YOUR TASK:
Please return the entries, omitting and altering nothing.

Entries from a dataset of interfaces

================================

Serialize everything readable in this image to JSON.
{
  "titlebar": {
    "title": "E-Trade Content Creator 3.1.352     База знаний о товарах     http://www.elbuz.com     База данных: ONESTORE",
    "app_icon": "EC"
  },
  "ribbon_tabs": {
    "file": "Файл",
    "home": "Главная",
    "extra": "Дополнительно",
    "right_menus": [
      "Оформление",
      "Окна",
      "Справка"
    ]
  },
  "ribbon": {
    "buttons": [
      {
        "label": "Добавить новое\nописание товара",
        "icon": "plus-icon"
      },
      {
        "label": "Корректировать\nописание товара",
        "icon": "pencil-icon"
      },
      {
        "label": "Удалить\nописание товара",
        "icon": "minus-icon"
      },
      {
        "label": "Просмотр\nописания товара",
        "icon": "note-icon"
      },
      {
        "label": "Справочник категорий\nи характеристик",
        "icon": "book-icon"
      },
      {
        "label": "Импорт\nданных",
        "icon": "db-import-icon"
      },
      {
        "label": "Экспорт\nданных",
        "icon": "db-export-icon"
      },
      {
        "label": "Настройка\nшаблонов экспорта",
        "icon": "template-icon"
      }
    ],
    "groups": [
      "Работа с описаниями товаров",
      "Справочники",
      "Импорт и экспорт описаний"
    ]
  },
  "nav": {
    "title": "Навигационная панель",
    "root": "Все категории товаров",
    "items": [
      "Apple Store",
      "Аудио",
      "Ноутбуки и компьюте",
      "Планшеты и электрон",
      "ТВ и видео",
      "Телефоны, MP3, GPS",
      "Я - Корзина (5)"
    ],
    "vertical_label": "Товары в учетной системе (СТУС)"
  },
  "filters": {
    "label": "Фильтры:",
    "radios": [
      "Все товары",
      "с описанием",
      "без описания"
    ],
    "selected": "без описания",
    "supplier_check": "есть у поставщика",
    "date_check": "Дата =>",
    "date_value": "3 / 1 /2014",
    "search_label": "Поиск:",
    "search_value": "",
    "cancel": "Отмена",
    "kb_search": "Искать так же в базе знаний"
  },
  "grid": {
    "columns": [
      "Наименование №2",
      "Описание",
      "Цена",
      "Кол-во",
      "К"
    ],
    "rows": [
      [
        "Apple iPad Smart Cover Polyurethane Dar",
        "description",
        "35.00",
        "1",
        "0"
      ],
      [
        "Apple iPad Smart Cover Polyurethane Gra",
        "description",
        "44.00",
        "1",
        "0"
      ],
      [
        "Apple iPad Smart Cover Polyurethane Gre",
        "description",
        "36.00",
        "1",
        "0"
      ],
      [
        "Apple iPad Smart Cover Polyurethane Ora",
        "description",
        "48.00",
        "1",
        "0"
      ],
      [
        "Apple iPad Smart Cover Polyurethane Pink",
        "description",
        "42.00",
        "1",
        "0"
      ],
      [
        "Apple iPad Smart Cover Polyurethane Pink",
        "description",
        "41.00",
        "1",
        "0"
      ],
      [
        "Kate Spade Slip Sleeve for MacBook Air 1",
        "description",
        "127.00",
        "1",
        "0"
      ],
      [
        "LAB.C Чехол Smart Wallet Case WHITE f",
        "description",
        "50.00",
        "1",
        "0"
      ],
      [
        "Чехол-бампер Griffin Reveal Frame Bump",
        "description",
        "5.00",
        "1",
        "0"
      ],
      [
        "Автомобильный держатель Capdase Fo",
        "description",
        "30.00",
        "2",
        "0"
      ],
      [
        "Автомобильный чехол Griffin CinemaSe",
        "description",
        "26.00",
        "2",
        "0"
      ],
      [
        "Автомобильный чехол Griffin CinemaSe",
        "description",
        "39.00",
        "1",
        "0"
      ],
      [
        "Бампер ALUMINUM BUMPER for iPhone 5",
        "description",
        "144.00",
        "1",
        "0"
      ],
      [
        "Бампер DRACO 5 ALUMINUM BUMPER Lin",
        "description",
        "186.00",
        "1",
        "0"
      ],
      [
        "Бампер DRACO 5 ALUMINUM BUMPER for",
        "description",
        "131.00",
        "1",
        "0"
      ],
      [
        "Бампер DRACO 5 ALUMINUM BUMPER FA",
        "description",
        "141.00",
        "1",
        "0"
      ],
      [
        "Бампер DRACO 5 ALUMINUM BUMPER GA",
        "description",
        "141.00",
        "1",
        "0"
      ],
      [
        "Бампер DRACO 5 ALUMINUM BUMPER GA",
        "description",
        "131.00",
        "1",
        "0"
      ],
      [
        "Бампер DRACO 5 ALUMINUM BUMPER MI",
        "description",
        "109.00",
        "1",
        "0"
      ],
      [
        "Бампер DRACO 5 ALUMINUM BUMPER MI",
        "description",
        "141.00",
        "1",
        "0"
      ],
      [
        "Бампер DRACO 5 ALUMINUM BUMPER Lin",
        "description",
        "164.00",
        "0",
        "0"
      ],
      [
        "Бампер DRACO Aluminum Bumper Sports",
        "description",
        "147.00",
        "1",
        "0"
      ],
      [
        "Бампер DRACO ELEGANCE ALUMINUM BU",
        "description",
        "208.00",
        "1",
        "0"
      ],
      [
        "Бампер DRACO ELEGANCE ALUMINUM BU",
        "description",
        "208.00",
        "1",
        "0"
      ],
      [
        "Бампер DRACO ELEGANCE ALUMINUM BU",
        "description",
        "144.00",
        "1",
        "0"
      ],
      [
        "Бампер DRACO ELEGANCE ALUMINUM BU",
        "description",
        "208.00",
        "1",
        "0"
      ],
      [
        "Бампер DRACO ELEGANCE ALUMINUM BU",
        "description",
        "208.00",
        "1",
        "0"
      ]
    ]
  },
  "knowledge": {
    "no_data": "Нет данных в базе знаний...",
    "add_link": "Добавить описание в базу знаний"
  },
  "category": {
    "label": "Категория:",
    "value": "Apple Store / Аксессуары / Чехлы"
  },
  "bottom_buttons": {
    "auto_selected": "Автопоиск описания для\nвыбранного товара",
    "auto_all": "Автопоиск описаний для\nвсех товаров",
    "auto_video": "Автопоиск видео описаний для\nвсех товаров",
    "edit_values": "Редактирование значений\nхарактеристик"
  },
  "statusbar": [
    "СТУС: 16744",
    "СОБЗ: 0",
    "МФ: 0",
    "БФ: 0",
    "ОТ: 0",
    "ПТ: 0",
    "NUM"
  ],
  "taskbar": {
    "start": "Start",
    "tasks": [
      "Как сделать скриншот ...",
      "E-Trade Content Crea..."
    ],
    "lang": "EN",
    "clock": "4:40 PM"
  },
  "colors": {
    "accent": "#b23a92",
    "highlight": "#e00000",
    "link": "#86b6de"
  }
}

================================

OUTPUT OF THE TASK:
Serialize everything readable in this image to JSON.
{
  "titlebar": {
    "title": "E-Trade Content Creator 3.1.352     База знаний о товарах     http://www.elbuz.com     База данных: ONESTORE",
    "app_icon": "EC"
  },
  "ribbon_tabs": {
    "file": "Файл",
    "home": "Главная",
    "extra": "Дополнительно",
    "right_menus": [
      "Оформление",
      "Окна",
      "Справка"
    ]
  },
  "ribbon": {
    "buttons": [
      {
        "label": "Добавить новое\nописание товара",
        "icon": "plus-icon"
      },
      {
        "label": "Корректировать\nописание товара",
        "icon": "pencil-icon"
      },
      {
        "label": "Удалить\nописание товара",
        "icon": "minus-icon"
      },
      {
        "label": "Просмотр\nописания товара",
        "icon": "note-icon"
      },
      {
        "label": "Справочник категорий\nи характеристик",
        "icon": "book-icon"
      },
      {
        "label": "Импорт\nданных",
        "icon": "db-import-icon"
      },
      {
        "label": "Экспорт\nданных",
        "icon": "db-export-icon"
      },
      {
        "label": "Настройка\nшаблонов экспорта",
        "icon": "template-icon"
      }
    ],
    "groups": [
      "Работа с описаниями товаров",
      "Справочники",
      "Импорт и экспорт описаний"
    ]
  },
  "nav": {
    "title": "Навигационная панель",
    "root": "Все категории товаров",
    "items": [
      "Apple Store",
      "Аудио",
      "Ноутбуки и компьюте",
      "Планшеты и электрон",
      "ТВ и видео",
      "Телефоны, MP3, GPS",
      "Я - Корзина (5)"
    ],
    "vertical_label": "Товары в учетной системе (СТУС)"
  },
  "filters": {
    "label": "Фильтры:",
    "radios": [
      "Все товары",
      "с описанием",
      "без описания"
    ],
    "selected": "без описания",
    "supplier_check": "есть у поставщика",
    "date_check": "Дата =>",
    "date_value": "3 / 1 /2014",
    "search_label": "Поиск:",
    "search_value": "",
    "cancel": "Отмена",
    "kb_search": "Искать так же в базе знаний"
  },
  "grid": {
    "columns": [
      "Наименование №2",
      "Описание",
      "Цена",
      "Кол-во",
      "К"
    ],
    "rows": [
      [
        "Apple iPad Smart Cover Polyurethane Dar",
        "description",
        "35.00",
        "1",
        "0"
      ],
      [
        "Apple iPad Smart Cover Polyurethane Gra",
        "description",
        "44.00",
        "1",
        "0"
      ],
      [
        "Apple iPad Smart Cover Polyurethane Gre",
        "description",
        "36.00",
        "1",
        "0"
      ],
      [
        "Apple iPad Smart Cover Polyurethane Ora",
        "description",
        "48.00",
        "1",
        "0"
      ],
      [
        "Apple iPad Smart Cover Polyurethane Pink",
        "description",
        "42.00",
        "1",
        "0"
      ],
      [
        "Apple iPad Smart Cover Polyurethane Pink",
        "description",
        "41.00",
        "1",
        "0"
      ],
      [
        "Kate Spade Slip Sleeve for MacBook Air 1",
        "description",
        "127.00",
        "1",
        "0"
      ],
      [
        "LAB.C Чехол Smart Wallet Case WHITE f",
        "description",
        "50.00",
        "1",
        "0"
      ],
      [
        "Чехол-бампер Griffin Reveal Frame Bump",
        "description",
        "5.00",
        "1",
        "0"
      ],
      [
        "Автомобильный держатель Capdase Fo",
        "description",
        "30.00",
        "2",
        "0"
      ],
      [
        "Автомобильный чехол Griffin CinemaSe",
        "description",
        "26.00",
        "2",
        "0"
      ],
      [
        "Автомобильный чехол Griffin CinemaSe",
        "description",
        "39.00",
        "1",
        "0"
      ],
      [
        "Бампер ALUMINUM BUMPER for iPhone 5",
        "description",
        "144.00",
        "1",
        "0"
      ],
      [
        "Бампер DRACO 5 ALUMINUM BUMPER Lin",
        "description",
        "186.00",
        "1",
        "0"
      ],
      [
        "Бампер DRACO 5 ALUMINUM BUMPER for",
        "description",
        "131.00",
        "1",
        "0"
      ],
      [
        "Бампер DRACO 5 ALUMINUM BUMPER FA",
        "description",
        "141.00",
        "1",
        "0"
      ],
      [
        "Бампер DRACO 5 ALUMINUM BUMPER GA",
        "description",
        "141.00",
        "1",
        "0"
      ],
      [
        "Бампер DRACO 5 ALUMINUM BUMPER GA",
        "description",
        "131.00",
        "1",
        "0"
      ],
      [
        "Бампер DRACO 5 ALUMINUM BUMPER MI",
        "description",
        "109.00",
        "1",
        "0"
      ],
      [
        "Бампер DRACO 5 ALUMINUM BUMPER MI",
        "description",
        "141.00",
        "1",
        "0"
      ],
      [
        "Бампер DRACO 5 ALUMINUM BUMPER Lin",
        "description",
        "164.00",
        "0",
        "0"
      ],
      [
        "Бампер DRACO Aluminum Bumper Sports",
        "description",
        "147.00",
        "1",
        "0"
      ],
      [
        "Бампер DRACO ELEGANCE ALUMINUM BU",
        "description",
        "208.00",
        "1",
        "0"
      ],
      [
        "Бампер DRACO ELEGANCE ALUMINUM BU",
        "description",
        "208.00",
        "1",
        "0"
      ],
      [
        "Бампер DRACO ELEGANCE ALUMINUM BU",
        "description",
        "144.00",
        "1",
        "0"
      ],
      [
        "Бампер DRACO ELEGANCE ALUMINUM BU",
        "description",
        "208.00",
        "1",
        "0"
      ],
      [
        "Бампер DRACO ELEGANCE ALUMINUM BU",
        "description",
        "208.00",
        "1",
        "0"
      ]
    ]
  },
  "knowledge": {
    "no_data": "Нет данных в базе знаний...",
    "add_link": "Добавить описание в базу знаний"
  },
  "category": {
    "label": "Категория:",
    "value": "Apple Store / Аксессуары / Чехлы"
  },
  "bottom_buttons": {
    "auto_selected": "Автопоиск описания для\nвыбранного товара",
    "auto_all": "Автопоиск описаний для\nвсех товаров",
    "auto_video": "Автопоиск видео описаний для\nвсех товаров",
    "edit_values": "Редактирование значений\nхарактеристик"
  },
  "statusbar": [
    "СТУС: 16744",
    "СОБЗ: 0",
    "МФ: 0",
    "БФ: 0",
    "ОТ: 0",
    "ПТ: 0",
    "NUM"
  ],
  "taskbar": {
    "start": "Start",
    "tasks": [
      "Как сделать скриншот ...",
      "E-Trade Content Crea..."
    ],
    "lang": "EN",
    "clock": "4:40 PM"
  },
  "colors": {
    "accent": "#b23a92",
    "highlight": "#e00000",
    "link": "#86b6de"
  }
}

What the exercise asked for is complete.